**YOUR ASSIGNMENT:** Could you restate every line of the data word for word?

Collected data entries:
........

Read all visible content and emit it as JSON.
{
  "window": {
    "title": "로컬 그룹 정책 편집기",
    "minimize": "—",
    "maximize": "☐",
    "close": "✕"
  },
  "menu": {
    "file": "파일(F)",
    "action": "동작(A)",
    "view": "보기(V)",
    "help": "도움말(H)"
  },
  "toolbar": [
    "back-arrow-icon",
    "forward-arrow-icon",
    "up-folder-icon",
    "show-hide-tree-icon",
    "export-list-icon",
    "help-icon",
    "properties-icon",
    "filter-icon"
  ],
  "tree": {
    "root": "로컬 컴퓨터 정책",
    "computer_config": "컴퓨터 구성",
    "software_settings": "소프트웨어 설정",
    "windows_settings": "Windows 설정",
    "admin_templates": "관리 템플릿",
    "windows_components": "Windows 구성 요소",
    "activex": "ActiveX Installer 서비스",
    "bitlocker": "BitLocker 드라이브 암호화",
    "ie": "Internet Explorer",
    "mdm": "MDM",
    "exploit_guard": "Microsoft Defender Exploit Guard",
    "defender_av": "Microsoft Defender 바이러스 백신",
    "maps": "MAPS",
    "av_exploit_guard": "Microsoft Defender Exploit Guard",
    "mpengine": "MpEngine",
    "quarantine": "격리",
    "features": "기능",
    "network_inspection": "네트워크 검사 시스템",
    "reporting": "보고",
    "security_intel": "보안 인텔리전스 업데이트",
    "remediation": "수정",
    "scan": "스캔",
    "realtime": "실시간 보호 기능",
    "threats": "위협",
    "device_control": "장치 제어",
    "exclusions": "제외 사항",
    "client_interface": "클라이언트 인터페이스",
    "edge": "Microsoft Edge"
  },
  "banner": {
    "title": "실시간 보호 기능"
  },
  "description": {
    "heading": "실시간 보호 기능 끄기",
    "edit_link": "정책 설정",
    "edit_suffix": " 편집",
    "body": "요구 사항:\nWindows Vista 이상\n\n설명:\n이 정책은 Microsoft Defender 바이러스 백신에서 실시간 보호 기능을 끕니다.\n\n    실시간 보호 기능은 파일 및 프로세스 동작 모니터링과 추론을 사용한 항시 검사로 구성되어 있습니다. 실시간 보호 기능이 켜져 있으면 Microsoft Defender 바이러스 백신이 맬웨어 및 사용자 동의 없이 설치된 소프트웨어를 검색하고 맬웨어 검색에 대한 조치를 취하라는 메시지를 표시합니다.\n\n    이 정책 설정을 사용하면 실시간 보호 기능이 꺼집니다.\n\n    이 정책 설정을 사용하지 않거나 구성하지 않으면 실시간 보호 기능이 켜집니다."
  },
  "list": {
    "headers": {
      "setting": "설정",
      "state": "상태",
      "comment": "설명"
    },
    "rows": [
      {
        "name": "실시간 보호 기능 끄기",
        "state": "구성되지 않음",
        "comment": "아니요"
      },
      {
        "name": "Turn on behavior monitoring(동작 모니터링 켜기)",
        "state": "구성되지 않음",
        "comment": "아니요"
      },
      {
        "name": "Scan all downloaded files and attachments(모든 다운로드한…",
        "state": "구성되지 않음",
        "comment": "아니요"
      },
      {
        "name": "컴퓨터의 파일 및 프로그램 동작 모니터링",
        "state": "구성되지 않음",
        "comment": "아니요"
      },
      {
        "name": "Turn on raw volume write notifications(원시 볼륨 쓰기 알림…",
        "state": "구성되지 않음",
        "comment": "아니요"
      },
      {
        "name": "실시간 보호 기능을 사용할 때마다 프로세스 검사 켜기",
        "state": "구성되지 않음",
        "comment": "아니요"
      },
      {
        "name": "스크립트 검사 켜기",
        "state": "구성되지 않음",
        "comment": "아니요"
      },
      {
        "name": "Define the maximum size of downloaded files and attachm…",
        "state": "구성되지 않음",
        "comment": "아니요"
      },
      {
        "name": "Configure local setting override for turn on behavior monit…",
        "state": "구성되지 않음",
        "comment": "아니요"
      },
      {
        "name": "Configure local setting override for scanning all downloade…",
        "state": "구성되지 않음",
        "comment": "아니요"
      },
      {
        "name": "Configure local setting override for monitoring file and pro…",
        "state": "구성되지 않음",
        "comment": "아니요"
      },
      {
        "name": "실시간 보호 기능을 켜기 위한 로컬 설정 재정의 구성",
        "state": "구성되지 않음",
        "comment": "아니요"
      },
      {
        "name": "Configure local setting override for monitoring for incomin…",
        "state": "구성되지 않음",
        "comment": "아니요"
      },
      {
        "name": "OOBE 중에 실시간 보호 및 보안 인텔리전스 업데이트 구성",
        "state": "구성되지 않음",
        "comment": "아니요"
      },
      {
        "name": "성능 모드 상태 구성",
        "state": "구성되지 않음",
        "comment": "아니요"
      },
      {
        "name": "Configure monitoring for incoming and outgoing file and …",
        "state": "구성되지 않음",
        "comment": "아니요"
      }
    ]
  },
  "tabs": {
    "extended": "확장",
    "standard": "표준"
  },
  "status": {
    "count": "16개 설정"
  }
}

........

**ANSWER SECTION:**
Read all visible content and emit it as JSON.
{
  "window": {
    "title": "로컬 그룹 정책 편집기",
    "minimize": "—",
    "maximize": "☐",
    "close": "✕"
  },
  "menu": {
    "file": "파일(F)",
    "action": "동작(A)",
    "view": "보기(V)",
    "help": "도움말(H)"
  },
  "toolbar": [
    "back-arrow-icon",
    "forward-arrow-icon",
    "up-folder-icon",
    "show-hide-tree-icon",
    "export-list-icon",
    "help-icon",
    "properties-icon",
    "filter-icon"
  ],
  "tree": {
    "root": "로컬 컴퓨터 정책",
    "computer_config": "컴퓨터 구성",
    "software_settings": "소프트웨어 설정",
    "windows_settings": "Windows 설정",
    "admin_templates": "관리 템플릿",
    "windows_components": "Windows 구성 요소",
    "activex": "ActiveX Installer 서비스",
    "bitlocker": "BitLocker 드라이브 암호화",
    "ie": "Internet Explorer",
    "mdm": "MDM",
    "exploit_guard": "Microsoft Defender Exploit Guard",
    "defender_av": "Microsoft Defender 바이러스 백신",
    "maps": "MAPS",
    "av_exploit_guard": "Microsoft Defender Exploit Guard",
    "mpengine": "MpEngine",
    "quarantine": "격리",
    "features": "기능",
    "network_inspection": "네트워크 검사 시스템",
    "reporting": "보고",
    "security_intel": "보안 인텔리전스 업데이트",
    "remediation": "수정",
    "scan": "스캔",
    "realtime": "실시간 보호 기능",
    "threats": "위협",
    "device_control": "장치 제어",
    "exclusions": "제외 사항",
    "client_interface": "클라이언트 인터페이스",
    "edge": "Microsoft Edge"
  },
  "banner": {
    "title": "실시간 보호 기능"
  },
  "description": {
    "heading": "실시간 보호 기능 끄기",
    "edit_link": "정책 설정",
    "edit_suffix": " 편집",
    "body": "요구 사항:\nWindows Vista 이상\n\n설명:\n이 정책은 Microsoft Defender 바이러스 백신에서 실시간 보호 기능을 끕니다.\n\n    실시간 보호 기능은 파일 및 프로세스 동작 모니터링과 추론을 사용한 항시 검사로 구성되어 있습니다. 실시간 보호 기능이 켜져 있으면 Microsoft Defender 바이러스 백신이 맬웨어 및 사용자 동의 없이 설치된 소프트웨어를 검색하고 맬웨어 검색에 대한 조치를 취하라는 메시지를 표시합니다.\n\n    이 정책 설정을 사용하면 실시간 보호 기능이 꺼집니다.\n\n    이 정책 설정을 사용하지 않거나 구성하지 않으면 실시간 보호 기능이 켜집니다."
  },
  "list": {
    "headers": {
      "setting": "설정",
      "state": "상태",
      "comment": "설명"
    },
    "rows": [
      {
        "name": "실시간 보호 기능 끄기",
        "state": "구성되지 않음",
        "comment": "아니요"
      },
      {
        "name": "Turn on behavior monitoring(동작 모니터링 켜기)",
        "state": "구성되지 않음",
        "comment": "아니요"
      },
      {
        "name": "Scan all downloaded files and attachments(모든 다운로드한…",
        "state": "구성되지 않음",
        "comment": "아니요"
      },
      {
        "name": "컴퓨터의 파일 및 프로그램 동작 모니터링",
        "state": "구성되지 않음",
        "comment": "아니요"
      },
      {
        "name": "Turn on raw volume write notifications(원시 볼륨 쓰기 알림…",
        "state": "구성되지 않음",
        "comment": "아니요"
      },
      {
        "name": "실시간 보호 기능을 사용할 때마다 프로세스 검사 켜기",
        "state": "구성되지 않음",
        "comment": "아니요"
      },
      {
        "name": "스크립트 검사 켜기",
        "state": "구성되지 않음",
        "comment": "아니요"
      },
      {
        "name": "Define the maximum size of downloaded files and attachm…",
        "state": "구성되지 않음",
        "comment": "아니요"
      },
      {
        "name": "Configure local setting override for turn on behavior monit…",
        "state": "구성되지 않음",
        "comment": "아니요"
      },
      {
        "name": "Configure local setting override for scanning all downloade…",
        "state": "구성되지 않음",
        "comment": "아니요"
      },
      {
        "name": "Configure local setting override for monitoring file and pro…",
        "state": "구성되지 않음",
        "comment": "아니요"
      },
      {
        "name": "실시간 보호 기능을 켜기 위한 로컬 설정 재정의 구성",
        "state": "구성되지 않음",
        "comment": "아니요"
      },
      {
        "name": "Configure local setting override for monitoring for incomin…",
        "state": "구성되지 않음",
        "comment": "아니요"
      },
      {
        "name": "OOBE 중에 실시간 보호 및 보안 인텔리전스 업데이트 구성",
        "state": "구성되지 않음",
        "comment": "아니요"
      },
      {
        "name": "성능 모드 상태 구성",
        "state": "구성되지 않음",
        "comment": "아니요"
      },
      {
        "name": "Configure monitoring for incoming and outgoing file and …",
        "state": "구성되지 않음",
        "comment": "아니요"
      }
    ]
  },
  "tabs": {
    "extended": "확장",
    "standard": "표준"
  },
  "status": {
    "count": "16개 설정"
  }
}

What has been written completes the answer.